▶ [ASSIGNMENT] Return the lines below that contain "value".

[Component data from apps and pages]

....

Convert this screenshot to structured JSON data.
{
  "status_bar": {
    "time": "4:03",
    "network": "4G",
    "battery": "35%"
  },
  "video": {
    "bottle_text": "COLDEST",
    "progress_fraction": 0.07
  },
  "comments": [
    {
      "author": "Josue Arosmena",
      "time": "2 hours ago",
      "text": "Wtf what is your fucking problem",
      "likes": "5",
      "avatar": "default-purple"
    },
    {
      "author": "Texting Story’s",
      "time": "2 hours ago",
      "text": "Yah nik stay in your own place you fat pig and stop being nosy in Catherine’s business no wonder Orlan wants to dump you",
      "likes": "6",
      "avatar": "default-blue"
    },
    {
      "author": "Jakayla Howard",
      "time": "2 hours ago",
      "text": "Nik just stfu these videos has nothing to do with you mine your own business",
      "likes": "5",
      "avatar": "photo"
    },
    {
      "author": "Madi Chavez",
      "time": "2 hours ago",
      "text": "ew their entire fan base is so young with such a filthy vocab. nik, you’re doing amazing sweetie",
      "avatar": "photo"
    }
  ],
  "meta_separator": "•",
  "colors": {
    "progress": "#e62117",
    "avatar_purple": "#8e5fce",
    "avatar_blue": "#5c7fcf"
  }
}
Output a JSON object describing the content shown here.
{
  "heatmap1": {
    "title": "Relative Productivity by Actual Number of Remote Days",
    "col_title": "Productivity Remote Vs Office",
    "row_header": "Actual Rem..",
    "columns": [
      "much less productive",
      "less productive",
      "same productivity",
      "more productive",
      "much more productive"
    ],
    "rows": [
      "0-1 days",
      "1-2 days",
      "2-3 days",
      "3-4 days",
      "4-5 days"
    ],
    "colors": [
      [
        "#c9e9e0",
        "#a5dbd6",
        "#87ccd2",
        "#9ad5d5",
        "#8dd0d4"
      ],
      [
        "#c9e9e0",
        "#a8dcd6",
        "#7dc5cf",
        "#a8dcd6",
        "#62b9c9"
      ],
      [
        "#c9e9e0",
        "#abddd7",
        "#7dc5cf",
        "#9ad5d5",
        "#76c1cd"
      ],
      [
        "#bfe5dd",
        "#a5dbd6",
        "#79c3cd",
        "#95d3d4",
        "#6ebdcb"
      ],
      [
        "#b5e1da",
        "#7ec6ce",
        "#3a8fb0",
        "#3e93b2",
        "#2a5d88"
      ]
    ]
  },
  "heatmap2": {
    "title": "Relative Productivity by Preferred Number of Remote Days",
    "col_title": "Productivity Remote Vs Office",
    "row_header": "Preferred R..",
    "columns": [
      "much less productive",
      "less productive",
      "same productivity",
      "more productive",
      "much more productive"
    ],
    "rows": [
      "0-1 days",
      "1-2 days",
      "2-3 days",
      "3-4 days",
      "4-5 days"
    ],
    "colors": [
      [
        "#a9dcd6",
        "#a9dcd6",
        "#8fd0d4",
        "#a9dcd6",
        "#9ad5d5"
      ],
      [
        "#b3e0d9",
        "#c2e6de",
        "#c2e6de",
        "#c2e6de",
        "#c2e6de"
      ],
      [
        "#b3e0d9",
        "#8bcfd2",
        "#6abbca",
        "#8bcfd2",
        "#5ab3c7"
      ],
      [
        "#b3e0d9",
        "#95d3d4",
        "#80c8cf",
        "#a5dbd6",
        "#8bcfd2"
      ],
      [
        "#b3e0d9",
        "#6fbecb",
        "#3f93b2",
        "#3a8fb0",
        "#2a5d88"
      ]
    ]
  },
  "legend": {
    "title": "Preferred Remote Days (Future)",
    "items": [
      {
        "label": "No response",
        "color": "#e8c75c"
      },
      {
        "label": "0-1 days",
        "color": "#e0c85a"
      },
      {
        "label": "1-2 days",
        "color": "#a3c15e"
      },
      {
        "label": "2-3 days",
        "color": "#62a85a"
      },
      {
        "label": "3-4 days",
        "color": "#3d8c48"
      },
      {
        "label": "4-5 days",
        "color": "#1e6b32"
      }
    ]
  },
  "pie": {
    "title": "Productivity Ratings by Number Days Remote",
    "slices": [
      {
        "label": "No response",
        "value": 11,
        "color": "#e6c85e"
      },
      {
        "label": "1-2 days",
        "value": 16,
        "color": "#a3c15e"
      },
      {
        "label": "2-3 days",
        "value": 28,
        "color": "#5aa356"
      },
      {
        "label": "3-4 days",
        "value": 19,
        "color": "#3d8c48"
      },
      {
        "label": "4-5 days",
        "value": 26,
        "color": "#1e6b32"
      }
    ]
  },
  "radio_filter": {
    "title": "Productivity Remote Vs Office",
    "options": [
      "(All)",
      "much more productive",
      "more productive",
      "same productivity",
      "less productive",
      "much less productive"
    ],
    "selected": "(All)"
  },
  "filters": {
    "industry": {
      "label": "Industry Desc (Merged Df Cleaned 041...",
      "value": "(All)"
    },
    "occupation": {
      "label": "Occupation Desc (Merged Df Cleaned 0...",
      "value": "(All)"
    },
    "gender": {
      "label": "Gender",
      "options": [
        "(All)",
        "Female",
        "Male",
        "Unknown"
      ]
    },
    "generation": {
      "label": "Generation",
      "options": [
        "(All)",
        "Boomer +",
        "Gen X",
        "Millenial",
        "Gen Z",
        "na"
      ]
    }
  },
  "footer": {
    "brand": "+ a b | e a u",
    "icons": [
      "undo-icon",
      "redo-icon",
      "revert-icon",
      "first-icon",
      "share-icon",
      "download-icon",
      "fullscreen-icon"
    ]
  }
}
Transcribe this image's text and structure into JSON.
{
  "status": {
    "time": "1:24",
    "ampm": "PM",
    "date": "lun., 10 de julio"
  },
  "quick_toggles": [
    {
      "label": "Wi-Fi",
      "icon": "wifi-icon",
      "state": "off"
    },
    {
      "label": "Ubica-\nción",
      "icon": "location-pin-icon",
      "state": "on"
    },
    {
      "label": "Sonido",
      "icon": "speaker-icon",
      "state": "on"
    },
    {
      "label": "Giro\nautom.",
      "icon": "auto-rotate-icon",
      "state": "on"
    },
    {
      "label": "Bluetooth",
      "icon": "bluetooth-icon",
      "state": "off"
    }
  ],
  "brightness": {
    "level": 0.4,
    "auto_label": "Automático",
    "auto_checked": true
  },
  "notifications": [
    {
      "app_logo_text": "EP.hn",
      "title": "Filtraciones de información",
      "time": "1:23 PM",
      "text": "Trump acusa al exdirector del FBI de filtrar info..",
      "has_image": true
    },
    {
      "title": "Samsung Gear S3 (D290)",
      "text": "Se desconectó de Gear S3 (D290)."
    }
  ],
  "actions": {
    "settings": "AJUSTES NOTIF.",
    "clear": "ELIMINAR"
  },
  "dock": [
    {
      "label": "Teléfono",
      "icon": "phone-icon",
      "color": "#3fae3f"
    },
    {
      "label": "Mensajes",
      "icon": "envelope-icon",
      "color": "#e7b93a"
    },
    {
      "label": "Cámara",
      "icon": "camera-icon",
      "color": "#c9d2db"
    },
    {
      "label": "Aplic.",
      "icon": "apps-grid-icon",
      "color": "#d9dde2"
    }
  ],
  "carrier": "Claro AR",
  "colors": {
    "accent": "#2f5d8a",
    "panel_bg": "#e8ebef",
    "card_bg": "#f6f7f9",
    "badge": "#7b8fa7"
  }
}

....

▶ [PROBLEM SOLUTION]
        "value": 11,
        "value": 16,
        "value": 28,
        "value": 19,
        "value": 26,
      "value": "(All)"
      "value": "(All)"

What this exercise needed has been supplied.